*** Block opens ***
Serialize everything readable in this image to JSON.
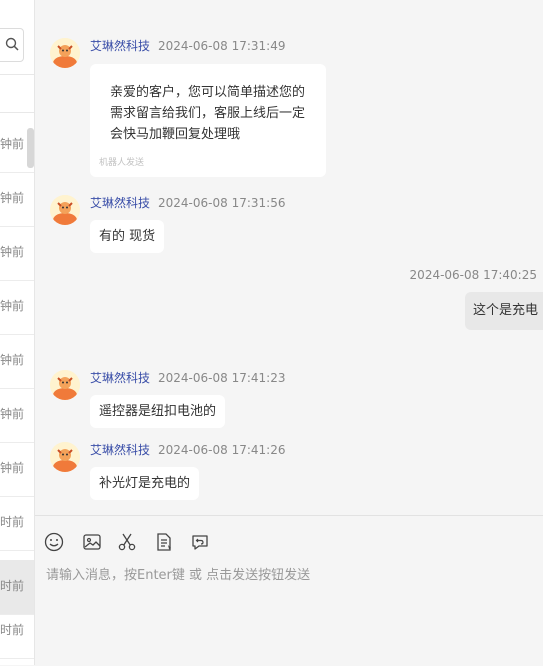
{
  "sidebar": {
    "search_icon": "search-icon",
    "items": [
      {
        "time": "钟前",
        "active": false
      },
      {
        "time": "钟前",
        "active": false
      },
      {
        "time": "钟前",
        "active": false
      },
      {
        "time": "钟前",
        "active": false
      },
      {
        "time": "钟前",
        "active": false
      },
      {
        "time": "钟前",
        "active": false
      },
      {
        "time": "钟前",
        "active": false
      },
      {
        "time": "时前",
        "active": false
      },
      {
        "time": "时前",
        "active": true
      },
      {
        "time": "时前",
        "active": false
      }
    ]
  },
  "messages": [
    {
      "sender": "艾琳然科技",
      "timestamp": "2024-06-08 17:31:49",
      "text": "亲爱的客户，您可以简单描述您的需求留言给我们，客服上线后一定会快马加鞭回复处理哦",
      "note": "机器人发送"
    },
    {
      "sender": "艾琳然科技",
      "timestamp": "2024-06-08 17:31:56",
      "text": "有的 现货"
    },
    {
      "sender": "艾琳然科技",
      "timestamp": "2024-06-08 17:41:23",
      "text": "遥控器是纽扣电池的"
    },
    {
      "sender": "艾琳然科技",
      "timestamp": "2024-06-08 17:41:26",
      "text": "补光灯是充电的"
    }
  ],
  "outgoing": {
    "timestamp": "2024-06-08 17:40:25",
    "text": "这个是充电"
  },
  "composer": {
    "tools": [
      "emoji-icon",
      "image-icon",
      "scissors-icon",
      "document-icon",
      "revoke-icon"
    ],
    "placeholder": "请输入消息，按Enter键 或 点击发送按钮发送"
  },
  "colors": {
    "sender": "#3a4ea8",
    "timestamp": "#888888",
    "background": "#f5f5f5",
    "bubble": "#ffffff",
    "avatar_accent": "#f07a3a"
  }
}
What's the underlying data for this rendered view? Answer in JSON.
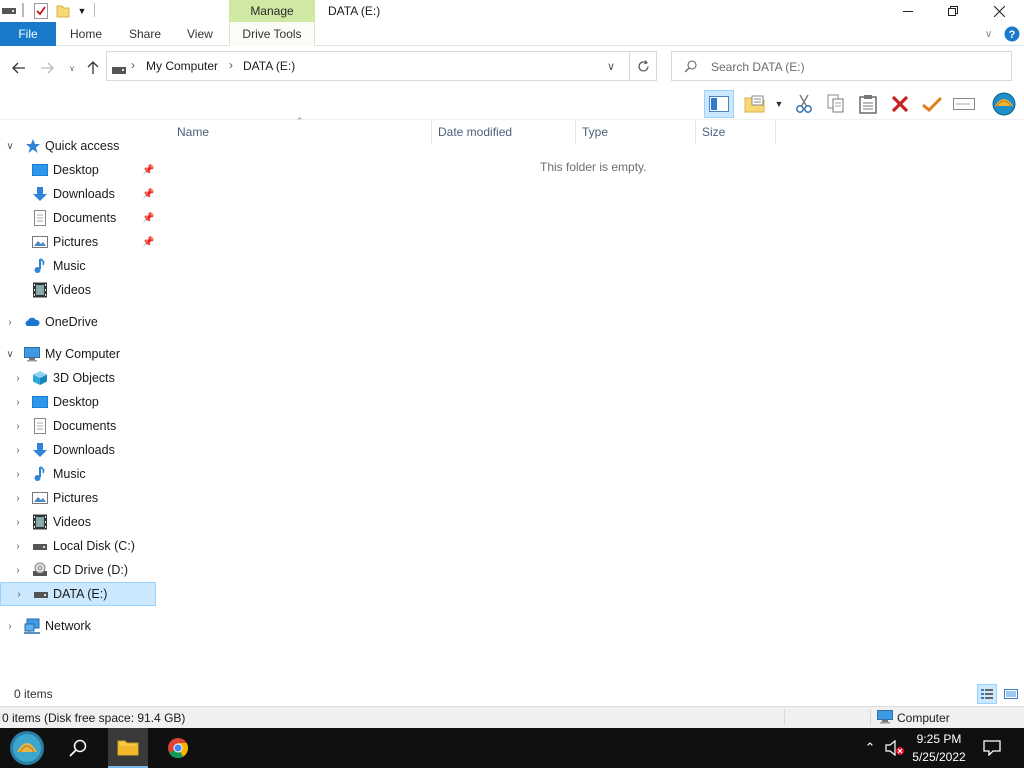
{
  "window": {
    "title": "DATA (E:)",
    "context_tab": "Manage",
    "controls": [
      "minimize",
      "restore",
      "close"
    ]
  },
  "ribbon": {
    "tabs": [
      {
        "label": "File"
      },
      {
        "label": "Home"
      },
      {
        "label": "Share"
      },
      {
        "label": "View"
      },
      {
        "label": "Drive Tools"
      }
    ]
  },
  "address": {
    "crumbs": [
      "My Computer",
      "DATA (E:)"
    ],
    "search_placeholder": "Search DATA (E:)"
  },
  "nav": {
    "quick_access": "Quick access",
    "quick_items": [
      {
        "label": "Desktop",
        "icon": "desktop-icon",
        "pinned": true
      },
      {
        "label": "Downloads",
        "icon": "downloads-icon",
        "pinned": true
      },
      {
        "label": "Documents",
        "icon": "documents-icon",
        "pinned": true
      },
      {
        "label": "Pictures",
        "icon": "pictures-icon",
        "pinned": true
      },
      {
        "label": "Music",
        "icon": "music-icon",
        "pinned": false
      },
      {
        "label": "Videos",
        "icon": "videos-icon",
        "pinned": false
      }
    ],
    "onedrive": "OneDrive",
    "my_computer": "My Computer",
    "computer_items": [
      {
        "label": "3D Objects",
        "icon": "3d-objects-icon"
      },
      {
        "label": "Desktop",
        "icon": "desktop-icon"
      },
      {
        "label": "Documents",
        "icon": "documents-icon"
      },
      {
        "label": "Downloads",
        "icon": "downloads-icon"
      },
      {
        "label": "Music",
        "icon": "music-icon"
      },
      {
        "label": "Pictures",
        "icon": "pictures-icon"
      },
      {
        "label": "Videos",
        "icon": "videos-icon"
      },
      {
        "label": "Local Disk (C:)",
        "icon": "drive-icon"
      },
      {
        "label": "CD Drive (D:)",
        "icon": "cd-drive-icon"
      },
      {
        "label": "DATA (E:)",
        "icon": "drive-icon",
        "selected": true
      }
    ],
    "network": "Network"
  },
  "columns": {
    "name": "Name",
    "date": "Date modified",
    "type": "Type",
    "size": "Size"
  },
  "content": {
    "empty_text": "This folder is empty."
  },
  "status": {
    "items": "0 items",
    "disk": "0 items (Disk free space: 91.4 GB)",
    "location": "Computer"
  },
  "taskbar": {
    "time": "9:25 PM",
    "date": "5/25/2022"
  },
  "colors": {
    "file_tab": "#1979ca",
    "manage_tab": "#cfe9a4",
    "selection": "#cce8ff"
  }
}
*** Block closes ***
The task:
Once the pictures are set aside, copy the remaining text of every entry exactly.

Output of the task:
Serialize everything readable in this image to JSON.
{
  "sidebar": {
    "search_icon": "search-icon",
    "items": [
      {
        "time": "钟前",
        "active": false
      },
      {
        "time": "钟前",
        "active": false
      },
      {
        "time": "钟前",
        "active": false
      },
      {
        "time": "钟前",
        "active": false
      },
      {
        "time": "钟前",
        "active": false
      },
      {
        "time": "钟前",
        "active": false
      },
      {
        "time": "钟前",
        "active": false
      },
      {
        "time": "时前",
        "active": false
      },
      {
        "time": "时前",
        "active": true
      },
      {
        "time": "时前",
        "active": false
      }
    ]
  },
  "messages": [
    {
      "sender": "艾琳然科技",
      "timestamp": "2024-06-08 17:31:49",
      "text": "亲爱的客户，您可以简单描述您的需求留言给我们，客服上线后一定会快马加鞭回复处理哦",
      "note": "机器人发送"
    },
    {
      "sender": "艾琳然科技",
      "timestamp": "2024-06-08 17:31:56",
      "text": "有的 现货"
    },
    {
      "sender": "艾琳然科技",
      "timestamp": "2024-06-08 17:41:23",
      "text": "遥控器是纽扣电池的"
    },
    {
      "sender": "艾琳然科技",
      "timestamp": "2024-06-08 17:41:26",
      "text": "补光灯是充电的"
    }
  ],
  "outgoing": {
    "timestamp": "2024-06-08 17:40:25",
    "text": "这个是充电"
  },
  "composer": {
    "tools": [
      "emoji-icon",
      "image-icon",
      "scissors-icon",
      "document-icon",
      "revoke-icon"
    ],
    "placeholder": "请输入消息，按Enter键 或 点击发送按钮发送"
  },
  "colors": {
    "sender": "#3a4ea8",
    "timestamp": "#888888",
    "background": "#f5f5f5",
    "bubble": "#ffffff",
    "avatar_accent": "#f07a3a"
  }
}
What's the underlying data for this rendered view? Answer in JSON.
{
  "window": {
    "title": "DATA (E:)",
    "context_tab": "Manage",
    "controls": [
      "minimize",
      "restore",
      "close"
    ]
  },
  "ribbon": {
    "tabs": [
      {
        "label": "File"
      },
      {
        "label": "Home"
      },
      {
        "label": "Share"
      },
      {
        "label": "View"
      },
      {
        "label": "Drive Tools"
      }
    ]
  },
  "address": {
    "crumbs": [
      "My Computer",
      "DATA (E:)"
    ],
    "search_placeholder": "Search DATA (E:)"
  },
  "nav": {
    "quick_access": "Quick access",
    "quick_items": [
      {
        "label": "Desktop",
        "icon": "desktop-icon",
        "pinned": true
      },
      {
        "label": "Downloads",
        "icon": "downloads-icon",
        "pinned": true
      },
      {
        "label": "Documents",
        "icon": "documents-icon",
        "pinned": true
      },
      {
        "label": "Pictures",
        "icon": "pictures-icon",
        "pinned": true
      },
      {
        "label": "Music",
        "icon": "music-icon",
        "pinned": false
      },
      {
        "label": "Videos",
        "icon": "videos-icon",
        "pinned": false
      }
    ],
    "onedrive": "OneDrive",
    "my_computer": "My Computer",
    "computer_items": [
      {
        "label": "3D Objects",
        "icon": "3d-objects-icon"
      },
      {
        "label": "Desktop",
        "icon": "desktop-icon"
      },
      {
        "label": "Documents",
        "icon": "documents-icon"
      },
      {
        "label": "Downloads",
        "icon": "downloads-icon"
      },
      {
        "label": "Music",
        "icon": "music-icon"
      },
      {
        "label": "Pictures",
        "icon": "pictures-icon"
      },
      {
        "label": "Videos",
        "icon": "videos-icon"
      },
      {
        "label": "Local Disk (C:)",
        "icon": "drive-icon"
      },
      {
        "label": "CD Drive (D:)",
        "icon": "cd-drive-icon"
      },
      {
        "label": "DATA (E:)",
        "icon": "drive-icon",
        "selected": true
      }
    ],
    "network": "Network"
  },
  "columns": {
    "name": "Name",
    "date": "Date modified",
    "type": "Type",
    "size": "Size"
  },
  "content": {
    "empty_text": "This folder is empty."
  },
  "status": {
    "items": "0 items",
    "disk": "0 items (Disk free space: 91.4 GB)",
    "location": "Computer"
  },
  "taskbar": {
    "time": "9:25 PM",
    "date": "5/25/2022"
  },
  "colors": {
    "file_tab": "#1979ca",
    "manage_tab": "#cfe9a4",
    "selection": "#cce8ff"
  }
}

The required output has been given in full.